The hygienic factory is divided into several rooms for different processes. In the production line for salmon flakes, meticulously prepped whole salmon undergo hand processing and are swiftly cut into two fillets and a middle bone by a machine, one of only a few in Kesennuma.
“It’s all thanks to this machine that we can process one and a half tons of salmon in a day,” says Mr. Akasaka. The salmon fillets are then peeled, marinated in a secret sauce for a day, grilled, and shredded to become the final product.

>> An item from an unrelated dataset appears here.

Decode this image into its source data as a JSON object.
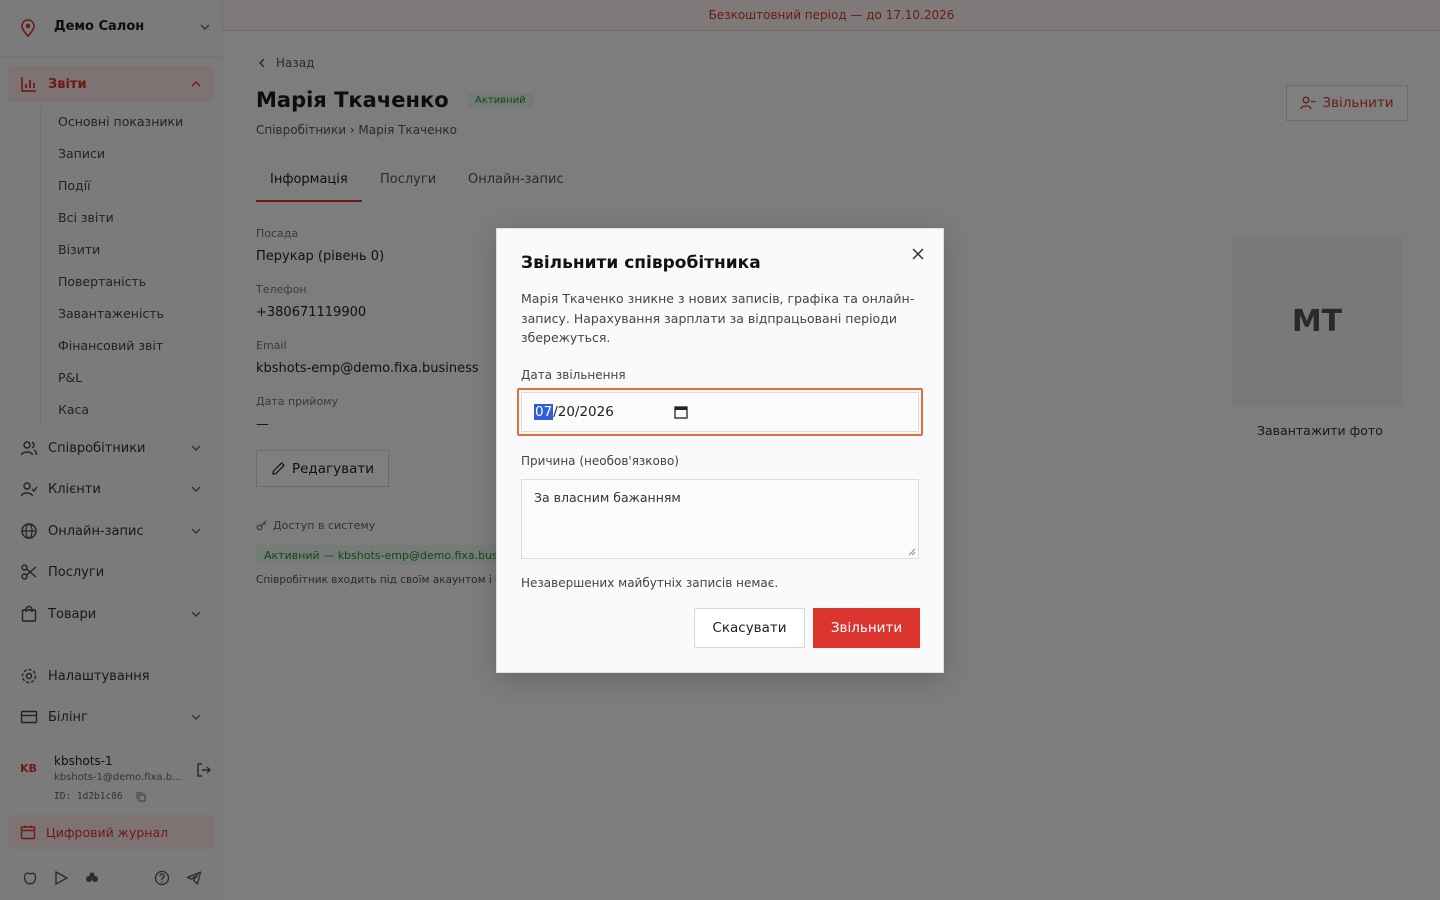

Regarding the secret sauce, it remains a company secret, but Mr. Akasaka insists on using only natural ingredients to bring out the original flavors of the materials. His straightforward dedication to simply wanting to create delicious products is evident in his humble words.
Having a family, having Kesennuma, It’s what drives me to do my best.

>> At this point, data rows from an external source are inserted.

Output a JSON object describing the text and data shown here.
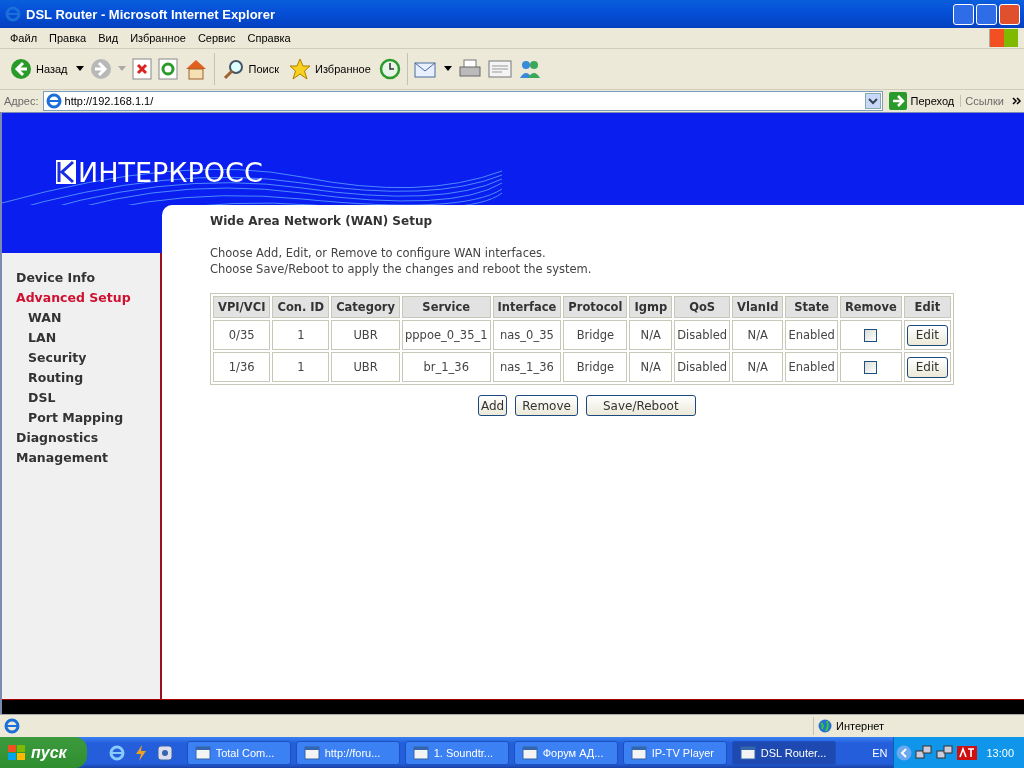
{
  "window": {
    "title": "DSL Router - Microsoft Internet Explorer"
  },
  "menu": [
    "Файл",
    "Правка",
    "Вид",
    "Избранное",
    "Сервис",
    "Справка"
  ],
  "toolbar": {
    "back": "Назад",
    "search": "Поиск",
    "favorites": "Избранное"
  },
  "address_bar": {
    "label": "Адрес:",
    "url": "http://192.168.1.1/",
    "go": "Переход",
    "links": "Ссылки"
  },
  "page": {
    "logo": "ИНТЕРКРОСС",
    "sidebar": [
      {
        "label": "Device Info",
        "selected": false
      },
      {
        "label": "Advanced Setup",
        "selected": true,
        "children": [
          {
            "label": "WAN",
            "selected": false
          },
          {
            "label": "LAN",
            "selected": false
          },
          {
            "label": "Security",
            "selected": false
          },
          {
            "label": "Routing",
            "selected": false
          },
          {
            "label": "DSL",
            "selected": false
          },
          {
            "label": "Port Mapping",
            "selected": false
          }
        ]
      },
      {
        "label": "Diagnostics",
        "selected": false
      },
      {
        "label": "Management",
        "selected": false
      }
    ],
    "heading": "Wide Area Network (WAN) Setup",
    "instructions": [
      "Choose Add, Edit, or Remove to configure WAN interfaces.",
      "Choose Save/Reboot to apply the changes and reboot the system."
    ],
    "table": {
      "columns": [
        "VPI/VCI",
        "Con. ID",
        "Category",
        "Service",
        "Interface",
        "Protocol",
        "Igmp",
        "QoS",
        "VlanId",
        "State",
        "Remove",
        "Edit"
      ],
      "rows": [
        {
          "cells": [
            "0/35",
            "1",
            "UBR",
            "pppoe_0_35_1",
            "nas_0_35",
            "Bridge",
            "N/A",
            "Disabled",
            "N/A",
            "Enabled"
          ],
          "remove": false,
          "edit": "Edit"
        },
        {
          "cells": [
            "1/36",
            "1",
            "UBR",
            "br_1_36",
            "nas_1_36",
            "Bridge",
            "N/A",
            "Disabled",
            "N/A",
            "Enabled"
          ],
          "remove": false,
          "edit": "Edit"
        }
      ]
    },
    "buttons": [
      "Add",
      "Remove",
      "Save/Reboot"
    ]
  },
  "status_bar": {
    "zone": "Интернет"
  },
  "taskbar": {
    "start": "пуск",
    "tasks": [
      {
        "label": "Total Com...",
        "selected": false
      },
      {
        "label": "http://foru...",
        "selected": false
      },
      {
        "label": "1. Soundtr...",
        "selected": false
      },
      {
        "label": "Форум АД...",
        "selected": false
      },
      {
        "label": "IP-TV Player",
        "selected": false
      },
      {
        "label": "DSL Router...",
        "selected": true
      }
    ],
    "language": "EN",
    "clock": "13:00"
  }
}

Mr. Akasaka, who interacts calmly and warmly, exudes a kindness that puts people at ease. During break times, he chats amiably with part-time staff, resembling an older brother figure. “You really love your work, don’t you? Hobbies? Well… work, I suppose,” he chuckles, his dedication to work evident. At the same time, he values socializing during company events like New Year’s parties, year-end gatherings, and cherry blossom viewings just as much as work, never forgetting to acknowledge his colleagues’ efforts. “Creating the flavor is my responsibility, but because there are people who work hard alongside me, we can bring the product to market,” he says.
His post-work enjoyment lies in alcohol, particularly shochu on the rocks. However, instead of going out, he heads straight home after work. For Mr. Akasaka, the most luxurious moment is tipping back a glass while looking at the faces of his wife and one-year-old son. “When I see my family’s faces, all tiredness just disappears, and I feel motivated to do my best again tomorrow.” His wife serves as a reassuring partner, sometimes offering insightful advice about the products from a homemaker’s perspective, which Mr. Akasaka greatly values and incorporates into the product development process.
As their distribution expands throughout Hokkaido, Honshu, Shikoku, and Kyushu, they sometimes receive unexpectedly heartwarming feedback. “After the earthquake, I received a letter from a housewife in Yokohama. She said the products were delicious, and upon learning that we’re a company from Kesennuma, she encouraged us to keep going. It was heartening,” he recalls. Mr. Akasaka personally wrote back to her. “Since then, my attachment and pride toward Kesennuma have only grown stronger. I need to keep pushing forward,” he says. His sentiments will continue to be conveyed nationwide, embodied in the form of small bottles bearing the label “Akafusa.”